WHAT YOU ARE ASKED TO DO> Every line in the data below has to be repeated exactly; no picture belongs in the result.

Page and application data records
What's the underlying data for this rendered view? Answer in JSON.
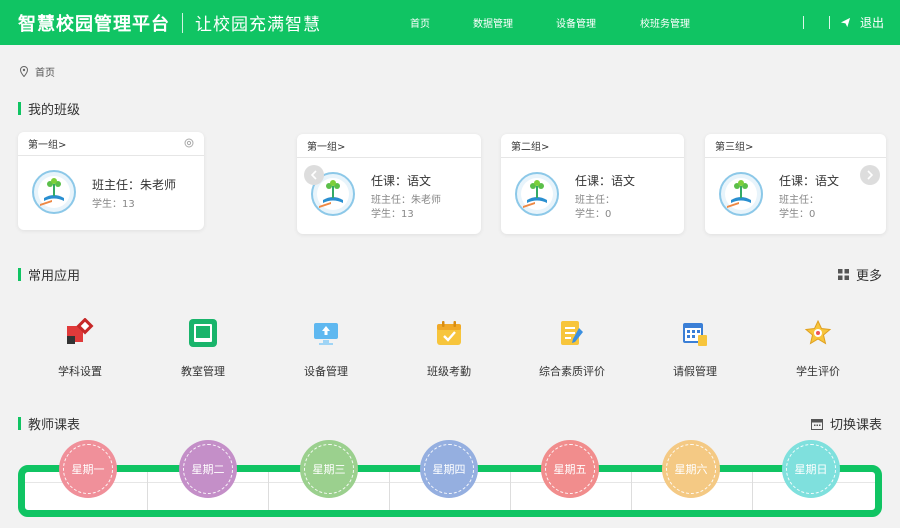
{
  "header": {
    "title": "智慧校园管理平台",
    "slogan": "让校园充满智慧",
    "nav": [
      "首页",
      "数据管理",
      "设备管理",
      "校班务管理"
    ],
    "logout": "退出",
    "accent": "#10c463"
  },
  "breadcrumb": {
    "home": "首页"
  },
  "my_class": {
    "title": "我的班级",
    "cards": [
      {
        "group": "第一组>",
        "main": "班主任：朱老师",
        "lines": [
          "学生：13"
        ]
      },
      {
        "group": "第一组>",
        "main": "任课：语文",
        "lines": [
          "班主任：朱老师",
          "学生：13"
        ]
      },
      {
        "group": "第二组>",
        "main": "任课：语文",
        "lines": [
          "班主任：",
          "学生：0"
        ]
      },
      {
        "group": "第三组>",
        "main": "任课：语文",
        "lines": [
          "班主任：",
          "学生：0"
        ]
      }
    ]
  },
  "apps": {
    "title": "常用应用",
    "more": "更多",
    "items": [
      {
        "label": "学科设置",
        "icon": "subject-settings-icon"
      },
      {
        "label": "教室管理",
        "icon": "classroom-icon"
      },
      {
        "label": "设备管理",
        "icon": "device-icon"
      },
      {
        "label": "班级考勤",
        "icon": "attendance-icon"
      },
      {
        "label": "综合素质评价",
        "icon": "quality-evaluation-icon"
      },
      {
        "label": "请假管理",
        "icon": "leave-calendar-icon"
      },
      {
        "label": "学生评价",
        "icon": "student-evaluation-icon"
      }
    ]
  },
  "timetable": {
    "title": "教师课表",
    "switch": "切换课表",
    "days": [
      {
        "label": "星期一",
        "color": "#f0909a"
      },
      {
        "label": "星期二",
        "color": "#c48fc8"
      },
      {
        "label": "星期三",
        "color": "#9bd08e"
      },
      {
        "label": "星期四",
        "color": "#95afe0"
      },
      {
        "label": "星期五",
        "color": "#f18d8d"
      },
      {
        "label": "星期六",
        "color": "#f4c984"
      },
      {
        "label": "星期日",
        "color": "#7fe0dd"
      }
    ]
  }
}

FINISHED EXERCISE>
What's the underlying data for this rendered view? Answer in JSON.
{
  "header": {
    "title": "智慧校园管理平台",
    "slogan": "让校园充满智慧",
    "nav": [
      "首页",
      "数据管理",
      "设备管理",
      "校班务管理"
    ],
    "logout": "退出",
    "accent": "#10c463"
  },
  "breadcrumb": {
    "home": "首页"
  },
  "my_class": {
    "title": "我的班级",
    "cards": [
      {
        "group": "第一组>",
        "main": "班主任：朱老师",
        "lines": [
          "学生：13"
        ]
      },
      {
        "group": "第一组>",
        "main": "任课：语文",
        "lines": [
          "班主任：朱老师",
          "学生：13"
        ]
      },
      {
        "group": "第二组>",
        "main": "任课：语文",
        "lines": [
          "班主任：",
          "学生：0"
        ]
      },
      {
        "group": "第三组>",
        "main": "任课：语文",
        "lines": [
          "班主任：",
          "学生：0"
        ]
      }
    ]
  },
  "apps": {
    "title": "常用应用",
    "more": "更多",
    "items": [
      {
        "label": "学科设置",
        "icon": "subject-settings-icon"
      },
      {
        "label": "教室管理",
        "icon": "classroom-icon"
      },
      {
        "label": "设备管理",
        "icon": "device-icon"
      },
      {
        "label": "班级考勤",
        "icon": "attendance-icon"
      },
      {
        "label": "综合素质评价",
        "icon": "quality-evaluation-icon"
      },
      {
        "label": "请假管理",
        "icon": "leave-calendar-icon"
      },
      {
        "label": "学生评价",
        "icon": "student-evaluation-icon"
      }
    ]
  },
  "timetable": {
    "title": "教师课表",
    "switch": "切换课表",
    "days": [
      {
        "label": "星期一",
        "color": "#f0909a"
      },
      {
        "label": "星期二",
        "color": "#c48fc8"
      },
      {
        "label": "星期三",
        "color": "#9bd08e"
      },
      {
        "label": "星期四",
        "color": "#95afe0"
      },
      {
        "label": "星期五",
        "color": "#f18d8d"
      },
      {
        "label": "星期六",
        "color": "#f4c984"
      },
      {
        "label": "星期日",
        "color": "#7fe0dd"
      }
    ]
  }
}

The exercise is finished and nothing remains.